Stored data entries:

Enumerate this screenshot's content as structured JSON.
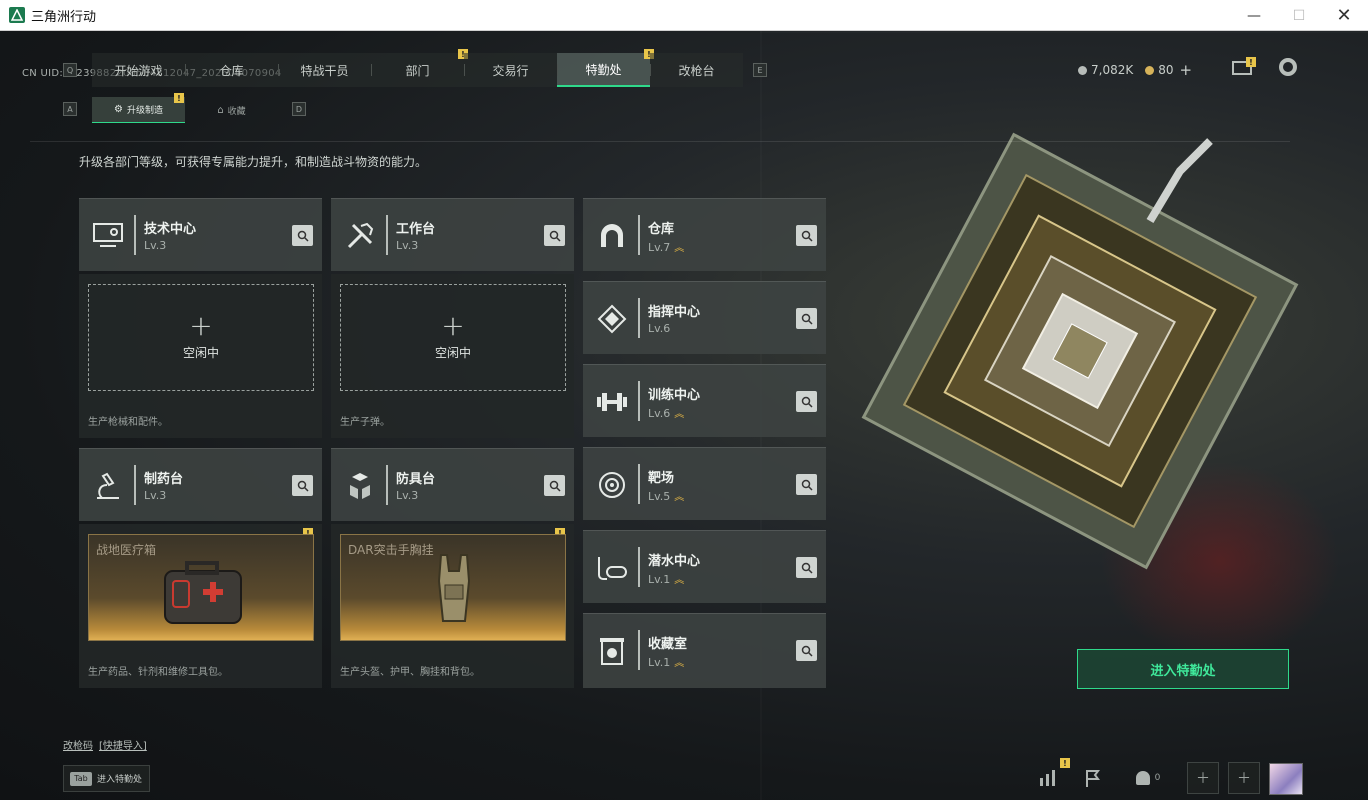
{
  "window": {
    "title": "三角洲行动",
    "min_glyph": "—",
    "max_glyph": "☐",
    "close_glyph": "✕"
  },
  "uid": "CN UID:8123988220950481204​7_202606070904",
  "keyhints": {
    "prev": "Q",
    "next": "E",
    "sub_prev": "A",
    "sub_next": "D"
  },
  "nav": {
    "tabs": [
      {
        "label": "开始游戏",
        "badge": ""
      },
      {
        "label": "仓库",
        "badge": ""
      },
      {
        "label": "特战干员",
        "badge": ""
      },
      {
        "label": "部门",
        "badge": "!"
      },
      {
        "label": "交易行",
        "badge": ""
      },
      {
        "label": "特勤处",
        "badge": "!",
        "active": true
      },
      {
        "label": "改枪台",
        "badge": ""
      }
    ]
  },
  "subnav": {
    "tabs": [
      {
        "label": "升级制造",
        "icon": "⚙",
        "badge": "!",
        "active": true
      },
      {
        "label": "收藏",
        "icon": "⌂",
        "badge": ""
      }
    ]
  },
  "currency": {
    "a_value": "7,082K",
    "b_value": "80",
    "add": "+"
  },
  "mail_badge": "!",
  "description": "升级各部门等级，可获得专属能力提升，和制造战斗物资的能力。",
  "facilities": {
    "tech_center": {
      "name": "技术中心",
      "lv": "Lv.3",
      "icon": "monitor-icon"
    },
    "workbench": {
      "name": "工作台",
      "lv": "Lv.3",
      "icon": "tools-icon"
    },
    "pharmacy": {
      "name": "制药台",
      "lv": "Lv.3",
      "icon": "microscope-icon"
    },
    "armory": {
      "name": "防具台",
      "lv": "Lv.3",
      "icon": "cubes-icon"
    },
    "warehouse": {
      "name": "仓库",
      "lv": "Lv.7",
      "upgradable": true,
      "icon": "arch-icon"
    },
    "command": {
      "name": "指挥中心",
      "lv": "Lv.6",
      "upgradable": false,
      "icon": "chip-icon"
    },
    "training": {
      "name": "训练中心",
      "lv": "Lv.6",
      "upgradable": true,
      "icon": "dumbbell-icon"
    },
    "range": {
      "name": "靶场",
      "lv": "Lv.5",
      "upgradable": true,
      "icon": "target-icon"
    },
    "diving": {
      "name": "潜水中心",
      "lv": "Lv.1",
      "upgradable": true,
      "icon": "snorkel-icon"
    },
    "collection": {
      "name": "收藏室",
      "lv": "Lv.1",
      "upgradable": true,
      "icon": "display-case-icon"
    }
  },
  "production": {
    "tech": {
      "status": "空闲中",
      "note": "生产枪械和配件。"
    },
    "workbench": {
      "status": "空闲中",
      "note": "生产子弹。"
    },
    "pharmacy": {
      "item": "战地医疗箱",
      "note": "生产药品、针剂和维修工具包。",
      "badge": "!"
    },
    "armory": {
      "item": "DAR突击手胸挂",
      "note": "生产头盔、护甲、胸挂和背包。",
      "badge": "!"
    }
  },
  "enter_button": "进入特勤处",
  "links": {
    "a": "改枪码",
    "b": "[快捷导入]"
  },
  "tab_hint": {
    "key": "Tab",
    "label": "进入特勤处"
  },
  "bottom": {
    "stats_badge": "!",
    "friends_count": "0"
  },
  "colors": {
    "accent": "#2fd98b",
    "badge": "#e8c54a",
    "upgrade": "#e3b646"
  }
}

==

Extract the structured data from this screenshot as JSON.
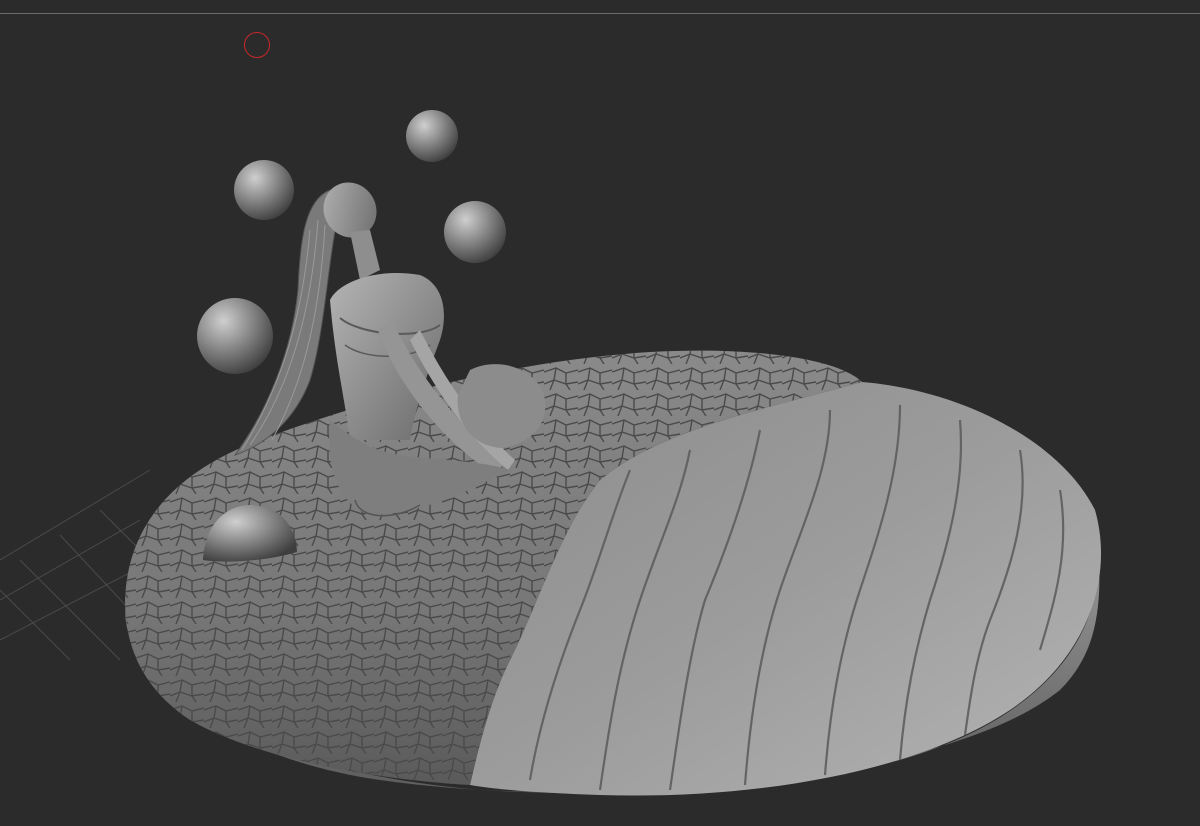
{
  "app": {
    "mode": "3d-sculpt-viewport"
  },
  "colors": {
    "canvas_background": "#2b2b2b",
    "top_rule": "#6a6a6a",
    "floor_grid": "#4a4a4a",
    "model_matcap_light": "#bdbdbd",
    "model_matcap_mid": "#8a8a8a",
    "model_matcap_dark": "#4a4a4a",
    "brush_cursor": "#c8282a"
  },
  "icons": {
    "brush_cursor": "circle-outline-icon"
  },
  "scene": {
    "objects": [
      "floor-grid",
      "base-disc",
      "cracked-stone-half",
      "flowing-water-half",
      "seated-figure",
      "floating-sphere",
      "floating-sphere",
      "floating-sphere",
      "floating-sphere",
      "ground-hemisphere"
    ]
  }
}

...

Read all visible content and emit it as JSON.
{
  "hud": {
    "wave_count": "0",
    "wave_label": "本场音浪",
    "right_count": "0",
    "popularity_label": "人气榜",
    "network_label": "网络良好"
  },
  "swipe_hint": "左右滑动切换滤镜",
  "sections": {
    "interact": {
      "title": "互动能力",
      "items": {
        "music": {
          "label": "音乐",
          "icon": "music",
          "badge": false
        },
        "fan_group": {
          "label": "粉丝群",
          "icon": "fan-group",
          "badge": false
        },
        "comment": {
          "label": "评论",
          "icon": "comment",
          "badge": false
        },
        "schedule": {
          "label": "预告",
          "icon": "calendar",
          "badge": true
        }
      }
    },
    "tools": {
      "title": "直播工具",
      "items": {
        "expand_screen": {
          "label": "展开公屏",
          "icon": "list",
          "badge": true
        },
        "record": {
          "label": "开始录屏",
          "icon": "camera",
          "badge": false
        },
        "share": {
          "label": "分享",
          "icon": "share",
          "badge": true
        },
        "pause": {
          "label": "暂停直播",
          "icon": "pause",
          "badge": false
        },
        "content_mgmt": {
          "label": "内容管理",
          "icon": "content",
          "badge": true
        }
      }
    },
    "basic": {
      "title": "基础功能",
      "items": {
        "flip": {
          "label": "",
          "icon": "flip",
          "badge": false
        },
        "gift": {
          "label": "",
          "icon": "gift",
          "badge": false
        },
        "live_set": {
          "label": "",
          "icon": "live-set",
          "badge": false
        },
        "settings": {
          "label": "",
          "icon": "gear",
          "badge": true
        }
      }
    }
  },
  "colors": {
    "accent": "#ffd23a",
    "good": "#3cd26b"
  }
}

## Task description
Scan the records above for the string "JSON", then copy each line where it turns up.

## Response below
Enumerate this screenshot's content as structured JSON.
Extract the structured data from this screenshot as JSON.
Read all visible content and emit it as JSON.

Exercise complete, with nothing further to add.